Join us for some fun with bawdy songs, rounds and catches, and Wendy Gillespie brings us part two of a New York Pro Musica Antiqua retrospective. And more...
Did you know there was another composer in late 17th century England with the surname Purcell, besides Henry?
Let’s take a look back in time…to the year 1640.
We’ll explore the recorder, hear sacred music by Orlando di Lasso, and Wendy Gillespie brings us part one of a New York Pro Musica Antiqua retrospective.
A journey through the Christian holy season with two new recordings.
Secular music by a composer known mainly for his sacred music and as a teacher of famous composers.
Let’s take a quick look back in time to the year 1381: the Peasants Revolt in England, two 14th c. writers and theologians, and the music of Matteo da Perugia.
We’re exploring musicfor saints associated with the Celtic Isles. Plus, we’ll focus on the harp's use in Renaissance consorts and hear music from Atalante.
Harmonia heads to Italy for a visit to Naples by way of two recent recordings.
Seven sonatas by François Couperin and music by his student, François Chauvon.
Chamber music by two of Bach’s sons: Carl Philipp Emmanuel and Johann Christian.
Let’s take a quick look back in time to 1801- the year the humans discovered the dwarf planet Ceres,

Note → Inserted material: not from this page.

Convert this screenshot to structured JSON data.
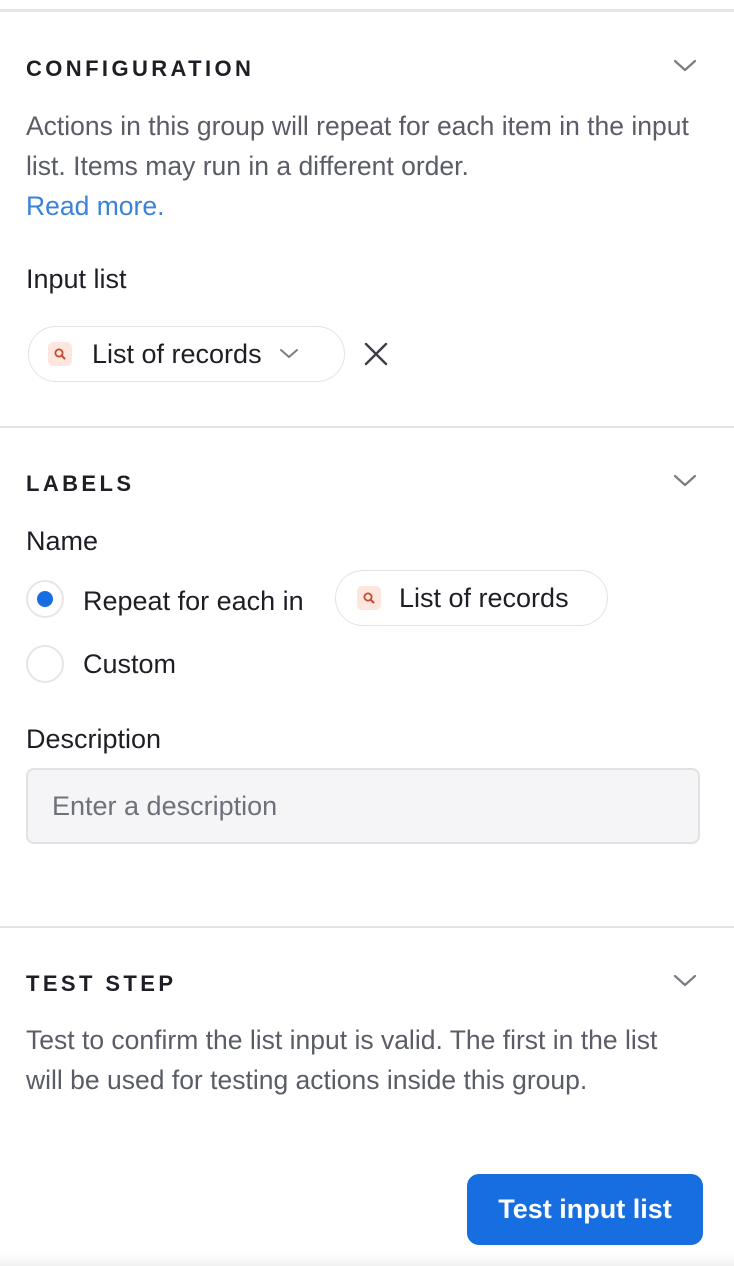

We’re on a musical tour of Madrid, where Roman, Visigothic, Jewish, Moorish and countless other traditions converged. Plus, a featured CD of Armenian music.
Countertenor, Iestyn Davies, and bass Christopher Purves in two new recordings with the ensemble Arcangelo directed by Jonathan Cohen.

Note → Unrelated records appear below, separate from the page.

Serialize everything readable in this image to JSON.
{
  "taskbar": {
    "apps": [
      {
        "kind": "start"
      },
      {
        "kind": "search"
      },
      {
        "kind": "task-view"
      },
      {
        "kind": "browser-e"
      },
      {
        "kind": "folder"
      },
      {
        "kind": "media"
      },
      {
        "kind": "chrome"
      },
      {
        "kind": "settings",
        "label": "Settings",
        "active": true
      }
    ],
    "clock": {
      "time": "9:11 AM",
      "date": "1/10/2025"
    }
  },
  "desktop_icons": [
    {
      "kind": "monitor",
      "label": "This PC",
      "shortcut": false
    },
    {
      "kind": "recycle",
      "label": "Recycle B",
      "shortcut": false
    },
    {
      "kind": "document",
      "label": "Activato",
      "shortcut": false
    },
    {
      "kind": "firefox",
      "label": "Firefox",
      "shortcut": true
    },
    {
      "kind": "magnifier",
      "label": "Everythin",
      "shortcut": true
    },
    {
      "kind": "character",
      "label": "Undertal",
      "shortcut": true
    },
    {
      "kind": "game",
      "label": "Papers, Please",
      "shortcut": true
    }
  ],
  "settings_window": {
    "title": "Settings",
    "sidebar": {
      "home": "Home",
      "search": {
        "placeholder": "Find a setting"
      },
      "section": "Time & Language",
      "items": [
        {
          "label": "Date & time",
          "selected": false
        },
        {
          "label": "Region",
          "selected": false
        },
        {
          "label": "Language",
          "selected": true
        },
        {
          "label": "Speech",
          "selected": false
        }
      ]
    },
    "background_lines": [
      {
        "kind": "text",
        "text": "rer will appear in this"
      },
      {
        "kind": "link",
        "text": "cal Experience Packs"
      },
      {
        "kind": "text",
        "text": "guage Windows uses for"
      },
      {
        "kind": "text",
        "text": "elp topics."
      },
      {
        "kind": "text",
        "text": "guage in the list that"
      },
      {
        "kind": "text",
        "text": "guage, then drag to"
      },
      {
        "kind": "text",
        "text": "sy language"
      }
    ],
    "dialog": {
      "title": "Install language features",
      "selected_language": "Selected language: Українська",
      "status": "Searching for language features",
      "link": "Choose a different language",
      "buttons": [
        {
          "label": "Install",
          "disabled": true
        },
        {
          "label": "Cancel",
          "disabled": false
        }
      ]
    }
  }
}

Let’s take a quick look back to 17th-century Portugal and the legend of the famous love-sick nun, Mariana Alcoforado.
We’re exploring the many faces of love. In its various guises, love is tender, desperate, misguided, sweet, jealous, confusing, funny…you name it!
Music from a composer Charles I dubbed, "the Father of Musick."

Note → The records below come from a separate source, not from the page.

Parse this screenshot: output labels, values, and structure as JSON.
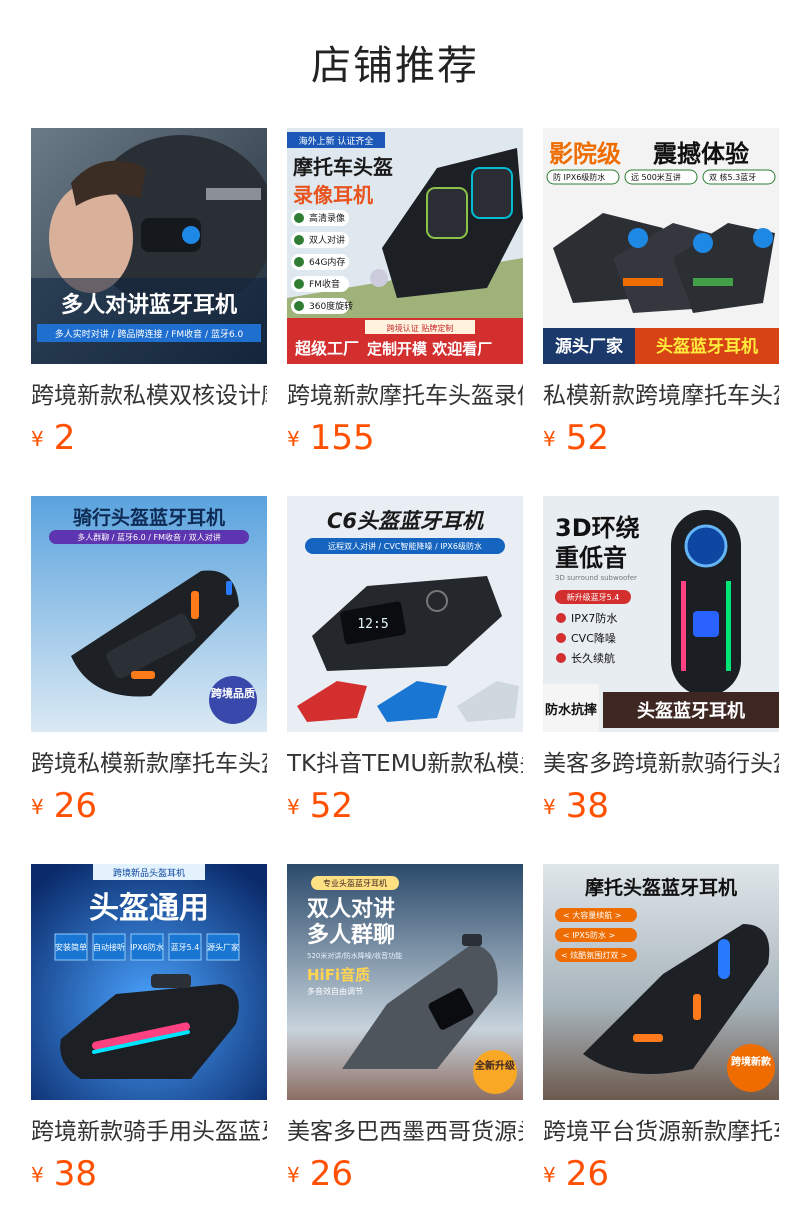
{
  "page": {
    "title": "店铺推荐"
  },
  "currency": "¥",
  "products": [
    {
      "title": "跨境新款私模双核设计摩托车头盔蓝牙耳机",
      "price": "2",
      "image": {
        "icon": "helmet-rider-icon",
        "bg": "#2c3e50",
        "headline": "多人对讲蓝牙耳机",
        "subline": "多人实时对讲 / 跨品牌连接 / FM收音 / 蓝牙6.0"
      }
    },
    {
      "title": "跨境新款摩托车头盔录像耳机",
      "price": "155",
      "image": {
        "icon": "headset-device-icon",
        "bg": "#dfe8ee",
        "badge": "海外上新 认证齐全",
        "headline1": "摩托车头盔",
        "headline2": "录像耳机",
        "features": [
          "高清录像",
          "双人对讲",
          "64G内存",
          "FM收音",
          "360度旋转"
        ],
        "banner_left": "超级工厂",
        "banner_tag": "跨境认证 贴牌定制",
        "banner_right": "定制开模 欢迎看厂"
      }
    },
    {
      "title": "私模新款跨境摩托车头盔蓝牙耳机",
      "price": "52",
      "image": {
        "icon": "headset-device-icon",
        "bg": "#f3f3f3",
        "headline1": "影院级",
        "headline2": "震撼体验",
        "chips": [
          "防 IPX6级防水",
          "远 500米互讲",
          "双 核5.3蓝牙"
        ],
        "banner_left": "源头厂家",
        "banner_right": "头盔蓝牙耳机"
      }
    },
    {
      "title": "跨境私模新款摩托车头盔蓝牙耳机",
      "price": "26",
      "image": {
        "icon": "headset-device-icon",
        "bg": "#8fc3ea",
        "headline": "骑行头盔蓝牙耳机",
        "subline": "多人群聊 / 蓝牙6.0 / FM收音 / 双人对讲",
        "badge": "跨境品质"
      }
    },
    {
      "title": "TK抖音TEMU新款私模头盔蓝牙耳机",
      "price": "52",
      "image": {
        "icon": "headset-device-icon",
        "bg": "#e9eef5",
        "headline": "C6头盔蓝牙耳机",
        "subline": "远程双人对讲 / CVC智能降噪 / IPX6级防水",
        "screen": "12:5"
      }
    },
    {
      "title": "美客多跨境新款骑行头盔蓝牙耳机",
      "price": "38",
      "image": {
        "icon": "headset-device-icon",
        "bg": "#e8edf2",
        "headline1": "3D环绕",
        "headline2": "重低音",
        "caption": "3D surround subwoofer",
        "pill": "新升级蓝牙5.4",
        "features": [
          "IPX7防水",
          "CVC降噪",
          "长久续航"
        ],
        "banner_left": "防水抗摔",
        "banner_right": "头盔蓝牙耳机"
      }
    },
    {
      "title": "跨境新款骑手用头盔蓝牙耳机",
      "price": "38",
      "image": {
        "icon": "headset-device-icon",
        "bg": "#0f3f86",
        "badge": "跨境新品头盔耳机",
        "headline": "头盔通用",
        "chips": [
          "安装简单",
          "自动接听",
          "IPX6防水",
          "蓝牙5.4",
          "源头厂家"
        ]
      }
    },
    {
      "title": "美客多巴西墨西哥货源头盔蓝牙耳机",
      "price": "26",
      "image": {
        "icon": "headset-device-icon",
        "bg": "#2b4a6b",
        "badge": "专业头盔蓝牙耳机",
        "headline1": "双人对讲",
        "headline2": "多人群聊",
        "subline": "520米对讲/防水降噪/收音功能",
        "highlight": "HiFi音质",
        "caption": "多音效自由调节",
        "seal": "全新升级"
      }
    },
    {
      "title": "跨境平台货源新款摩托车头盔蓝牙耳机",
      "price": "26",
      "image": {
        "icon": "headset-device-icon",
        "bg": "#b8c4cc",
        "headline": "摩托头盔蓝牙耳机",
        "tags": [
          "< 大容量续航 >",
          "< IPX5防水 >",
          "< 炫酷氛围灯双 >"
        ],
        "seal": "跨境新款"
      }
    }
  ]
}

Collegium Vocale Gent and Bach Collegium Japan in two new releases of Bach cantatas.
Two new recordings of Medieval music from Capilla Antigua de Chinchilla.
Let’s take a quick look back in time to the year 1350 and the birth of a Dominican friar, the death of two kings, and the Battle of Winchelsea.
Celestial sirens sing from Occitan courts, Italian stages, and the cloisters of Italy and Mexico.
Tempesta di Mare's third CD in a series of Fasch orcestral works.
We’re visiting that very special genre of English choral music with three new CD's
Let’s take a quick look back in time . . . to the year 1156. . .
We’re shining a spotlight on soprano Julianne Baird. We’ll also hear a modern approach to English renaissance music on a featured release by Joel Frederiksen.